▶ Your objective
Copy out, exactly as written, only the line containing "Enumerate this screenshot's" and the lines after it through the end of the records.
Data to examine Block Start
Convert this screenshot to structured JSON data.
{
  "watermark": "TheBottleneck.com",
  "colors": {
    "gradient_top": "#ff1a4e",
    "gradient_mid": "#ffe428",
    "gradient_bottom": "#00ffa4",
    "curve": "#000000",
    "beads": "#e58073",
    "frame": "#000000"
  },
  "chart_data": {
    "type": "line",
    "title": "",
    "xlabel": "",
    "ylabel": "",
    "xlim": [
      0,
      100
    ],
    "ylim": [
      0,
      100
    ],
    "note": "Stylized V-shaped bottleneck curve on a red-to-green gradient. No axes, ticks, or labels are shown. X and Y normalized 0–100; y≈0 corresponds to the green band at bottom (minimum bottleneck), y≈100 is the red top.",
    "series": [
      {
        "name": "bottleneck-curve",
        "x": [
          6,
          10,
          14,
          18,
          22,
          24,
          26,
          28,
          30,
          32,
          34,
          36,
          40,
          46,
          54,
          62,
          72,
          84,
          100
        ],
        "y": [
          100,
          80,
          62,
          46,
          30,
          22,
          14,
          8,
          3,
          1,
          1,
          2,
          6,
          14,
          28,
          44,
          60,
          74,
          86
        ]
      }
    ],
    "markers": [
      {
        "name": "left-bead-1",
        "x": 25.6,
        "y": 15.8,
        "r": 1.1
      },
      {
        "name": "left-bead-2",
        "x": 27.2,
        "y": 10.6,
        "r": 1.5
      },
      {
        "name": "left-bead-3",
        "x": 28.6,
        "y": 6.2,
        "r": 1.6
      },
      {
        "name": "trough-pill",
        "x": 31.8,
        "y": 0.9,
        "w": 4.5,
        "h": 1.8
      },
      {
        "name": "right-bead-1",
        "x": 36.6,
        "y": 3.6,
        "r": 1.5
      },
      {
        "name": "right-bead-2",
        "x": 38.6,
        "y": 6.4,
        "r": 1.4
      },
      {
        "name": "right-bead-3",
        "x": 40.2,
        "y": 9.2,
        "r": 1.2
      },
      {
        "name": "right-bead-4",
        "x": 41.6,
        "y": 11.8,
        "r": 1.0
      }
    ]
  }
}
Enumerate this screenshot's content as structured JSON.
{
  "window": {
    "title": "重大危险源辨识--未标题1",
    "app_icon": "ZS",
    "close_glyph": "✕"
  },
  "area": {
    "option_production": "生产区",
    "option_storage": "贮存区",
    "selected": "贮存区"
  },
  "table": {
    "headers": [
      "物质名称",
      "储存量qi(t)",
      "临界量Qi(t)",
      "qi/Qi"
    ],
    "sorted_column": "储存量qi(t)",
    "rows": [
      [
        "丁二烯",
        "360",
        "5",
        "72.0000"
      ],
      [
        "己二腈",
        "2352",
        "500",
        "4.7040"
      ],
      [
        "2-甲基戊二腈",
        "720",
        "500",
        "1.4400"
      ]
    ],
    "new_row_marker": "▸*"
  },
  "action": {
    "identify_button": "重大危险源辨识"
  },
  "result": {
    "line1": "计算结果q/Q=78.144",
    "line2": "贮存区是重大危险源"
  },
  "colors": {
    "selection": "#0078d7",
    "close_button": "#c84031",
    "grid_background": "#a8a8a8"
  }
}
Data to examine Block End
▶ The answer
Enumerate this screenshot's content as structured JSON.
{
  "window": {
    "title": "重大危险源辨识--未标题1",
    "app_icon": "ZS",
    "close_glyph": "✕"
  },
  "area": {
    "option_production": "生产区",
    "option_storage": "贮存区",
    "selected": "贮存区"
  },
  "table": {
    "headers": [
      "物质名称",
      "储存量qi(t)",
      "临界量Qi(t)",
      "qi/Qi"
    ],
    "sorted_column": "储存量qi(t)",
    "rows": [
      [
        "丁二烯",
        "360",
        "5",
        "72.0000"
      ],
      [
        "己二腈",
        "2352",
        "500",
        "4.7040"
      ],
      [
        "2-甲基戊二腈",
        "720",
        "500",
        "1.4400"
      ]
    ],
    "new_row_marker": "▸*"
  },
  "action": {
    "identify_button": "重大危险源辨识"
  },
  "result": {
    "line1": "计算结果q/Q=78.144",
    "line2": "贮存区是重大危险源"
  },
  "colors": {
    "selection": "#0078d7",
    "close_button": "#c84031",
    "grid_background": "#a8a8a8"
  }
}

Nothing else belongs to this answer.